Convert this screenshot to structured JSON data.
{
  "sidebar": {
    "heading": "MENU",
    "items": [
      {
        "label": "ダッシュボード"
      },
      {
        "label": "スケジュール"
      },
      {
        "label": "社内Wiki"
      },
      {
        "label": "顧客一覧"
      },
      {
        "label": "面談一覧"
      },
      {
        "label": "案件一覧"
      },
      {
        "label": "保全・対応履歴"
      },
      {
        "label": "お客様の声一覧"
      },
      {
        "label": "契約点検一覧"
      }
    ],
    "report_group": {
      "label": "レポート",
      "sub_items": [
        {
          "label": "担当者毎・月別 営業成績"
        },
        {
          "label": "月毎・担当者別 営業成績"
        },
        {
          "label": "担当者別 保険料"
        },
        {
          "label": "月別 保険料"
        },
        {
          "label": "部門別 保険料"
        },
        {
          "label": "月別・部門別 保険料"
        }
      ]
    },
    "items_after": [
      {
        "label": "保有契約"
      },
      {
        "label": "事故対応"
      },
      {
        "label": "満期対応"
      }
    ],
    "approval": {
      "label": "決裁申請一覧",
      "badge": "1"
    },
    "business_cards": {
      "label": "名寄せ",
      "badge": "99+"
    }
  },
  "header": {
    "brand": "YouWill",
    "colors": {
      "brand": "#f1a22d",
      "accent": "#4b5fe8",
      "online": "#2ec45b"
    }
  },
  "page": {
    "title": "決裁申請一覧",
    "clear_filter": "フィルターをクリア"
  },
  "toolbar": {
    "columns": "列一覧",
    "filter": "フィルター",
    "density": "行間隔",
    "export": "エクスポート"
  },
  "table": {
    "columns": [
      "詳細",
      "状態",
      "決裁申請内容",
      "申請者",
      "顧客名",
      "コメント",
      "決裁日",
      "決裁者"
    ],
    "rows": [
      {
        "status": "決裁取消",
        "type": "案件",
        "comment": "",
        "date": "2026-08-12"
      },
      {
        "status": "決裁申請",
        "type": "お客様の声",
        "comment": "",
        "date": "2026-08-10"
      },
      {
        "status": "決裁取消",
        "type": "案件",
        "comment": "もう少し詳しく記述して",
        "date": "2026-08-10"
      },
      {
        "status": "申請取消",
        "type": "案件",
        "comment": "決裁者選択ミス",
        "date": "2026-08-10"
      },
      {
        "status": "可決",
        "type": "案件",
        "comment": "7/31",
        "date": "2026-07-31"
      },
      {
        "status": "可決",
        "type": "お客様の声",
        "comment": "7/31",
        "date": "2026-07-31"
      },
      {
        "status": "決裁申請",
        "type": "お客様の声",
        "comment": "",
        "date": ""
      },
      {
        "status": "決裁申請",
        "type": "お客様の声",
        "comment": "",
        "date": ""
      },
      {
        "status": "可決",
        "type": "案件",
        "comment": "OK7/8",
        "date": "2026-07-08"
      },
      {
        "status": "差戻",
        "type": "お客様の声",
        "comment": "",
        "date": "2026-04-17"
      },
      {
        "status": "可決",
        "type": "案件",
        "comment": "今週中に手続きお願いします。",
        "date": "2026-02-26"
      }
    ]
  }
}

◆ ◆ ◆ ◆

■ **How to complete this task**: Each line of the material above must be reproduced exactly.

■ **Answer for the task**:
Convert this screenshot to structured JSON data.
{
  "sidebar": {
    "heading": "MENU",
    "items": [
      {
        "label": "ダッシュボード"
      },
      {
        "label": "スケジュール"
      },
      {
        "label": "社内Wiki"
      },
      {
        "label": "顧客一覧"
      },
      {
        "label": "面談一覧"
      },
      {
        "label": "案件一覧"
      },
      {
        "label": "保全・対応履歴"
      },
      {
        "label": "お客様の声一覧"
      },
      {
        "label": "契約点検一覧"
      }
    ],
    "report_group": {
      "label": "レポート",
      "sub_items": [
        {
          "label": "担当者毎・月別 営業成績"
        },
        {
          "label": "月毎・担当者別 営業成績"
        },
        {
          "label": "担当者別 保険料"
        },
        {
          "label": "月別 保険料"
        },
        {
          "label": "部門別 保険料"
        },
        {
          "label": "月別・部門別 保険料"
        }
      ]
    },
    "items_after": [
      {
        "label": "保有契約"
      },
      {
        "label": "事故対応"
      },
      {
        "label": "満期対応"
      }
    ],
    "approval": {
      "label": "決裁申請一覧",
      "badge": "1"
    },
    "business_cards": {
      "label": "名寄せ",
      "badge": "99+"
    }
  },
  "header": {
    "brand": "YouWill",
    "colors": {
      "brand": "#f1a22d",
      "accent": "#4b5fe8",
      "online": "#2ec45b"
    }
  },
  "page": {
    "title": "決裁申請一覧",
    "clear_filter": "フィルターをクリア"
  },
  "toolbar": {
    "columns": "列一覧",
    "filter": "フィルター",
    "density": "行間隔",
    "export": "エクスポート"
  },
  "table": {
    "columns": [
      "詳細",
      "状態",
      "決裁申請内容",
      "申請者",
      "顧客名",
      "コメント",
      "決裁日",
      "決裁者"
    ],
    "rows": [
      {
        "status": "決裁取消",
        "type": "案件",
        "comment": "",
        "date": "2026-08-12"
      },
      {
        "status": "決裁申請",
        "type": "お客様の声",
        "comment": "",
        "date": "2026-08-10"
      },
      {
        "status": "決裁取消",
        "type": "案件",
        "comment": "もう少し詳しく記述して",
        "date": "2026-08-10"
      },
      {
        "status": "申請取消",
        "type": "案件",
        "comment": "決裁者選択ミス",
        "date": "2026-08-10"
      },
      {
        "status": "可決",
        "type": "案件",
        "comment": "7/31",
        "date": "2026-07-31"
      },
      {
        "status": "可決",
        "type": "お客様の声",
        "comment": "7/31",
        "date": "2026-07-31"
      },
      {
        "status": "決裁申請",
        "type": "お客様の声",
        "comment": "",
        "date": ""
      },
      {
        "status": "決裁申請",
        "type": "お客様の声",
        "comment": "",
        "date": ""
      },
      {
        "status": "可決",
        "type": "案件",
        "comment": "OK7/8",
        "date": "2026-07-08"
      },
      {
        "status": "差戻",
        "type": "お客様の声",
        "comment": "",
        "date": "2026-04-17"
      },
      {
        "status": "可決",
        "type": "案件",
        "comment": "今週中に手続きお願いします。",
        "date": "2026-02-26"
      }
    ]
  }
}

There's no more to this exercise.